This means your human resources team can spend more time on getting new hires familiar with the company, their position and any other processes they need to know about. No more menial task checking over paperwork to ensure its signed — Your system will do that for you.

Data gives insights

Data can be used for more than targeting consumers.

If you use it right, data can help you find and attract the type of employee that you want. It can help you create a compelling job offer that brings in the high-performing talent you need.

You can also leverage that data to understand

  • Employee satisfaction
  • Performance
  • How much an employee expects to earn
  • Etc.

How can we expect talent management to change over the next 3-5 years?

Talent management probably has more potential to change in the next few years than you realize.

“Talent management technology will continue to offer more functionality to employees and their managers while becoming easier for employees to use.” — Chris Lennon, Vice President of Product Management at BirdDogHR

Focus will shift from mundane tasks

“With such a shift in day-to-day activities away from the mundane, the role of the talent specialist will be to focus on the aspects of HR that cannot be automated: diplomacy, negotiation and relationship management — things only a human can do.” — Keaton Kruser, Recruiting Coordinator, Talent Team at Fueled

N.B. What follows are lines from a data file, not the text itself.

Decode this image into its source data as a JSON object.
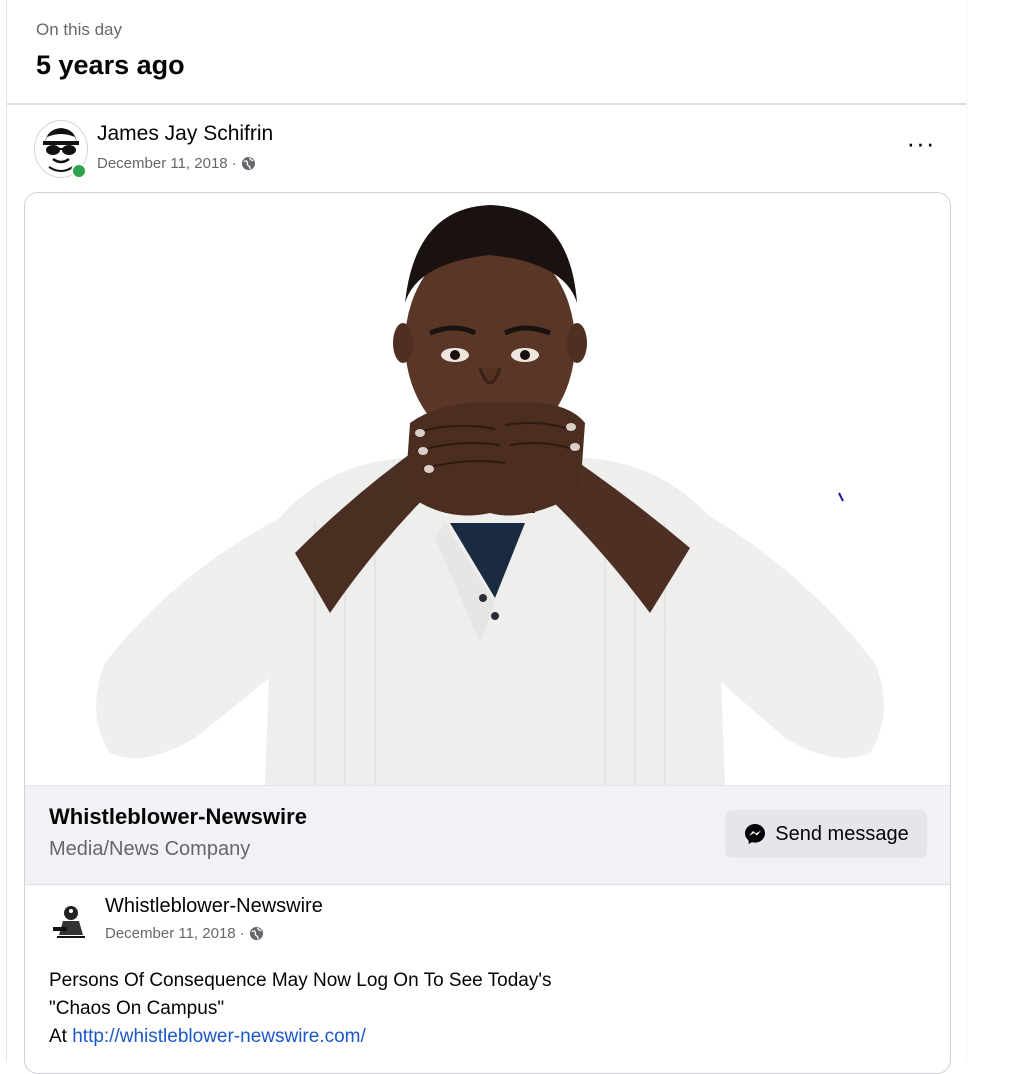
{
  "memory": {
    "eyebrow": "On this day",
    "title": "5 years ago"
  },
  "post": {
    "author": "James Jay Schifrin",
    "date": "December 11, 2018",
    "meta_separator": "·",
    "more_label": "···"
  },
  "link_preview": {
    "page_name": "Whistleblower-Newswire",
    "category": "Media/News Company",
    "send_message_label": "Send message"
  },
  "shared_post": {
    "author": "Whistleblower-Newswire",
    "date": "December 11, 2018",
    "meta_separator": "·",
    "line1": "Persons Of Consequence May Now Log On To See Today's",
    "line2": "\"Chaos On Campus\"",
    "line3_prefix": "At ",
    "url": "http://whistleblower-newswire.com/"
  }
}
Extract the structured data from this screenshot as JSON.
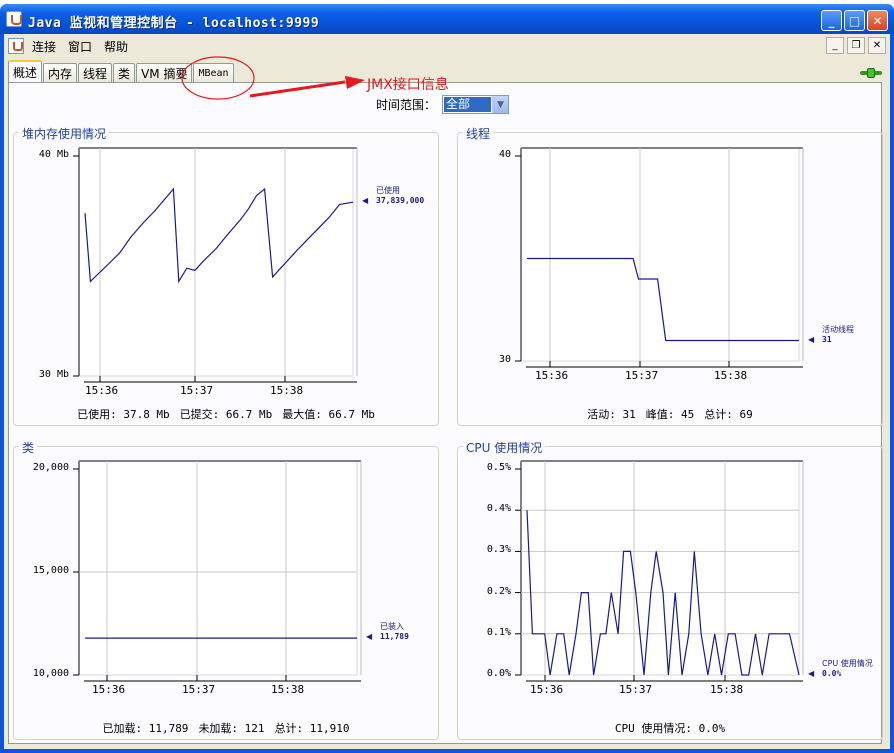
{
  "window": {
    "title": "Java 监视和管理控制台 - localhost:9999",
    "colors": {
      "titlebar": "#0653d6",
      "accent_tab": "#ffc83c",
      "series": "#1a1a8c",
      "annotation": "#e8181c"
    }
  },
  "menu": {
    "items": [
      "连接",
      "窗口",
      "帮助"
    ]
  },
  "tabs": [
    "概述",
    "内存",
    "线程",
    "类",
    "VM 摘要",
    "MBean"
  ],
  "annotation": {
    "text": "JMX接口信息"
  },
  "time_range": {
    "label": "时间范围：",
    "selected": "全部"
  },
  "charts": {
    "heap": {
      "title": "堆内存使用情况",
      "y_ticks": [
        "40 Mb",
        "30 Mb"
      ],
      "x_ticks": [
        "15:36",
        "15:37",
        "15:38"
      ],
      "legend_name": "已使用",
      "legend_value": "37,839,000",
      "summary": [
        "已使用: 37.8 Mb",
        "已提交: 66.7 Mb",
        "最大值: 66.7 Mb"
      ]
    },
    "threads": {
      "title": "线程",
      "y_ticks": [
        "40",
        "30"
      ],
      "x_ticks": [
        "15:36",
        "15:37",
        "15:38"
      ],
      "legend_name": "活动线程",
      "legend_value": "31",
      "summary": [
        "活动: 31",
        "峰值: 45",
        "总计: 69"
      ]
    },
    "classes": {
      "title": "类",
      "y_ticks": [
        "20,000",
        "15,000",
        "10,000"
      ],
      "x_ticks": [
        "15:36",
        "15:37",
        "15:38"
      ],
      "legend_name": "已装入",
      "legend_value": "11,789",
      "summary": [
        "已加载: 11,789",
        "未加载: 121",
        "总计: 11,910"
      ]
    },
    "cpu": {
      "title": "CPU 使用情况",
      "y_ticks": [
        "0.5%",
        "0.4%",
        "0.3%",
        "0.2%",
        "0.1%",
        "0.0%"
      ],
      "x_ticks": [
        "15:36",
        "15:37",
        "15:38"
      ],
      "legend_name": "CPU 使用情况",
      "legend_value": "0.0%",
      "summary": [
        "CPU 使用情况: 0.0%"
      ]
    }
  },
  "chart_data": [
    {
      "type": "line",
      "title": "堆内存使用情况",
      "ylim": [
        30,
        40
      ],
      "x": [
        0.0,
        0.02,
        0.08,
        0.13,
        0.17,
        0.22,
        0.26,
        0.33,
        0.35,
        0.38,
        0.41,
        0.44,
        0.49,
        0.53,
        0.58,
        0.61,
        0.64,
        0.67,
        0.7,
        0.73,
        0.76,
        0.79,
        0.83,
        0.87,
        0.91,
        0.95,
        1.0
      ],
      "series": [
        {
          "name": "已使用",
          "values": [
            37.4,
            34.3,
            35.0,
            35.6,
            36.3,
            37.0,
            37.5,
            38.5,
            34.3,
            34.9,
            34.8,
            35.2,
            35.8,
            36.4,
            37.1,
            37.6,
            38.2,
            38.5,
            34.5,
            34.9,
            35.3,
            35.7,
            36.2,
            36.7,
            37.2,
            37.8,
            37.9
          ]
        }
      ],
      "xlabel": "",
      "ylabel": "",
      "x_ticks": [
        "15:36",
        "15:37",
        "15:38"
      ]
    },
    {
      "type": "line",
      "title": "线程",
      "ylim": [
        30,
        40
      ],
      "x": [
        0.0,
        0.39,
        0.41,
        0.48,
        0.51,
        1.0
      ],
      "series": [
        {
          "name": "活动线程",
          "values": [
            35.0,
            35.0,
            34.0,
            34.0,
            31.0,
            31.0
          ]
        }
      ],
      "xlabel": "",
      "ylabel": "",
      "x_ticks": [
        "15:36",
        "15:37",
        "15:38"
      ]
    },
    {
      "type": "line",
      "title": "类",
      "ylim": [
        10000,
        20000
      ],
      "x": [
        0.0,
        1.0
      ],
      "series": [
        {
          "name": "已装入",
          "values": [
            11789,
            11789
          ]
        }
      ],
      "xlabel": "",
      "ylabel": "",
      "x_ticks": [
        "15:36",
        "15:37",
        "15:38"
      ]
    },
    {
      "type": "line",
      "title": "CPU 使用情况",
      "ylim": [
        0,
        0.5
      ],
      "x": [
        0.0,
        0.02,
        0.04,
        0.065,
        0.085,
        0.11,
        0.135,
        0.155,
        0.18,
        0.2,
        0.225,
        0.245,
        0.27,
        0.29,
        0.31,
        0.335,
        0.355,
        0.38,
        0.4,
        0.43,
        0.455,
        0.475,
        0.5,
        0.52,
        0.545,
        0.57,
        0.595,
        0.615,
        0.64,
        0.665,
        0.69,
        0.715,
        0.74,
        0.765,
        0.79,
        0.815,
        0.84,
        0.865,
        0.89,
        0.915,
        0.94,
        0.965,
        1.0
      ],
      "series": [
        {
          "name": "CPU 使用情况",
          "values": [
            0.4,
            0.1,
            0.1,
            0.1,
            0.0,
            0.1,
            0.1,
            0.0,
            0.1,
            0.2,
            0.2,
            0.0,
            0.1,
            0.1,
            0.2,
            0.1,
            0.3,
            0.3,
            0.2,
            0.0,
            0.2,
            0.3,
            0.2,
            0.0,
            0.2,
            0.0,
            0.1,
            0.3,
            0.1,
            0.0,
            0.1,
            0.0,
            0.1,
            0.1,
            0.0,
            0.0,
            0.1,
            0.0,
            0.1,
            0.1,
            0.1,
            0.1,
            0.0
          ]
        }
      ],
      "xlabel": "",
      "ylabel": "",
      "x_ticks": [
        "15:36",
        "15:37",
        "15:38"
      ]
    }
  ]
}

“Moving forward talent management solutions will radically evolve to be more intelligent, simpler to use, and most importantly more engaging. With this change, we’re going to see talent management become a much more ingrained part of how people work on an everyday basis.” — Lara Albert, Senior Director, HCM Solutions at SAP

Better technology to benefit the whole organization

“New talent management technology has to be pervasive from app to website to integrations and user-friendly in all modalities or lose traction. Too often, HR technology was focused on a top-down approach from management, but now we're seeing employees and managers able to pull in new technologies that are easy to use and generate benefits in a much quicker fashion.” — David Niu, Chief Executive Officer at TINYpulse

No more one-size-fits-all

“In the next three to five years, talent management will evolve into a system of total self-management.” — Jon Michail, Chief Executive Officer at Image Group International

“With an HR focus on using analytics and data to pinpoint the wants and needs of the workforce and with the capability of doing so at scale via things like machine learning and cognitive technology, HR and Talent Management professionals will be tasked with creating ecosystems that make the company experience and individual one and not a one-size-fits-all effort.” — Janine Truitt, Chief Innovations Officer at Talent Think Innovations, LLC

AI, augmented reality and machine learning

“There’s going to be a continued focus on using science - management science, machine learning and artificial intelligence - to impact the behavior of people in organizations.” — Daniel Chait, Chief Executive Officer at Greenhouse

“AI will be increasingly used to screen resumes, source talent and engage with candidates. Using AI will help recruiters focus on high-level, enjoyable tasks such as interviewing and cultivating corporate culture. It’s a very exciting time to be a part of the shift!” — Kayla Kozan, Director of Marketing at Ideal

“Talent sourcing and detection will be more and more powered by AI. As the boundaries of organizations are blurring, the difference between inside/outside the organization becomes less important. If you give the machine an indication of the type of candidates you are looking for, it will start a broad search, and deliver a long list of potential candidates quickly.” — Tom Haak, Director at HR Trend Institute

Conclusion

Talent management has been going down the same road for a long time. As technology changes and the role of a marketer continues to shift we’ll need talent management to change to accommodate that.